Some days It's JUSt like that!
that's what they think! or was that you? I can't keep track???
Assume and presume both mean "to take something for granted" or "to take something as true."
In the 1828 An American Dictionary of the English Language, Noah W...ebster nicely distinguishes the different uses of the words. He defines presume as "to take or suppose to be true or entitled to belief, without examination or positive proof, or on the strength of probability," and assume as "to take for granted, or without proof; to suppose as a fact." The etymologies of these words reflect Webster's defining. Both words ultimately derive from the Latin verb sumere, meaning "to take." The ancestor of presume was formed by joining that verb with the Latin prefix prae- (pre- in English), meaning "before," whereas the ancestor of assume was formed with ad-, meaning "to" or "toward." Translated: praesumere means "to take in advance," and adsumere, "to take to oneself." Hence, for Webster, to presume something was to take it to be true or likely in advance because it is "entitled to belief" or because of "the strength of probability," and to assume something was to take it and adopt it as fact.

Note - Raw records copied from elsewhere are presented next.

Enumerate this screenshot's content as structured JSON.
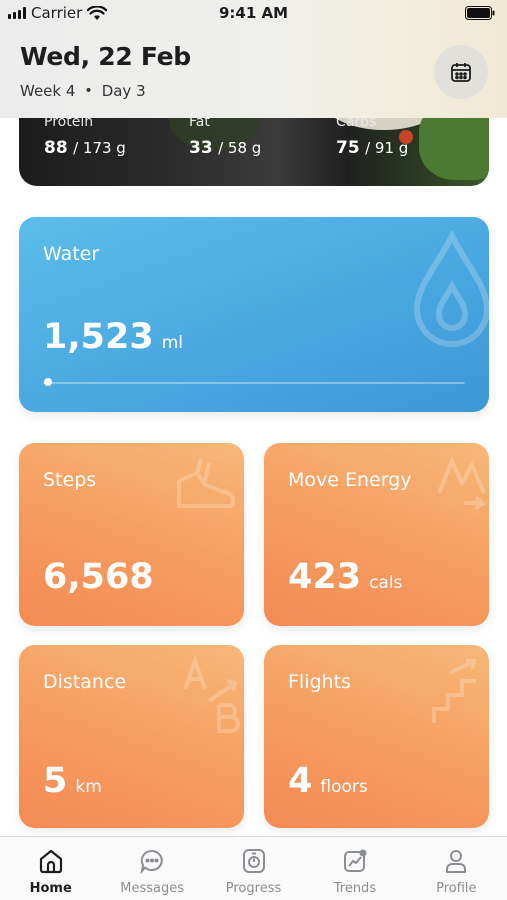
{
  "status_bar": {
    "carrier": "Carrier",
    "time": "9:41 AM"
  },
  "header": {
    "date": "Wed, 22 Feb",
    "week": "Week 4",
    "separator": "•",
    "day": "Day 3",
    "calendar_icon": "calendar-icon"
  },
  "nutrition": [
    {
      "label": "Protein",
      "value": "88",
      "goal": "/ 173 g"
    },
    {
      "label": "Fat",
      "value": "33",
      "goal": "/ 58 g"
    },
    {
      "label": "Carbs",
      "value": "75",
      "goal": "/ 91 g"
    }
  ],
  "water": {
    "title": "Water",
    "value": "1,523",
    "unit": "ml",
    "progress": 0.0,
    "icon": "water-drop-icon",
    "color": "#4aa8e0"
  },
  "steps": {
    "title": "Steps",
    "value": "6,568",
    "unit": "",
    "icon": "shoe-icon"
  },
  "move_energy": {
    "title": "Move Energy",
    "value": "423",
    "unit": "cals",
    "icon": "lightning-icon"
  },
  "distance": {
    "title": "Distance",
    "value": "5",
    "unit": "km",
    "icon": "a-to-b-icon"
  },
  "flights": {
    "title": "Flights",
    "value": "4",
    "unit": "floors",
    "icon": "stairs-icon"
  },
  "accent_orange": "#f59c5f",
  "tabs": [
    {
      "label": "Home",
      "icon": "home-icon",
      "active": true
    },
    {
      "label": "Messages",
      "icon": "chat-bubble-icon",
      "active": false
    },
    {
      "label": "Progress",
      "icon": "scale-icon",
      "active": false
    },
    {
      "label": "Trends",
      "icon": "trend-chart-icon",
      "active": false
    },
    {
      "label": "Profile",
      "icon": "user-icon",
      "active": false
    }
  ]
}
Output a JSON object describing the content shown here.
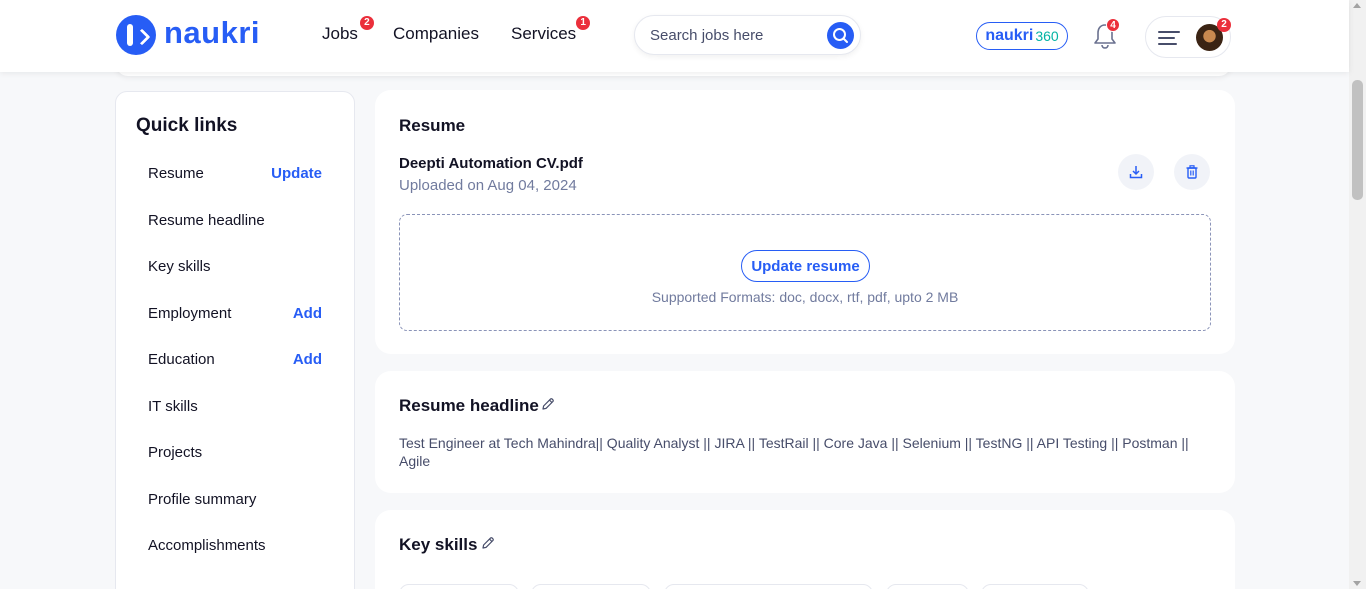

there are f words, you were warned but it made me laugh!!
I’m going to set my house on fire.
Update: Here's how the saga ends http://jessicagottlieb.com/…/whatever-happened-broccoli-rat/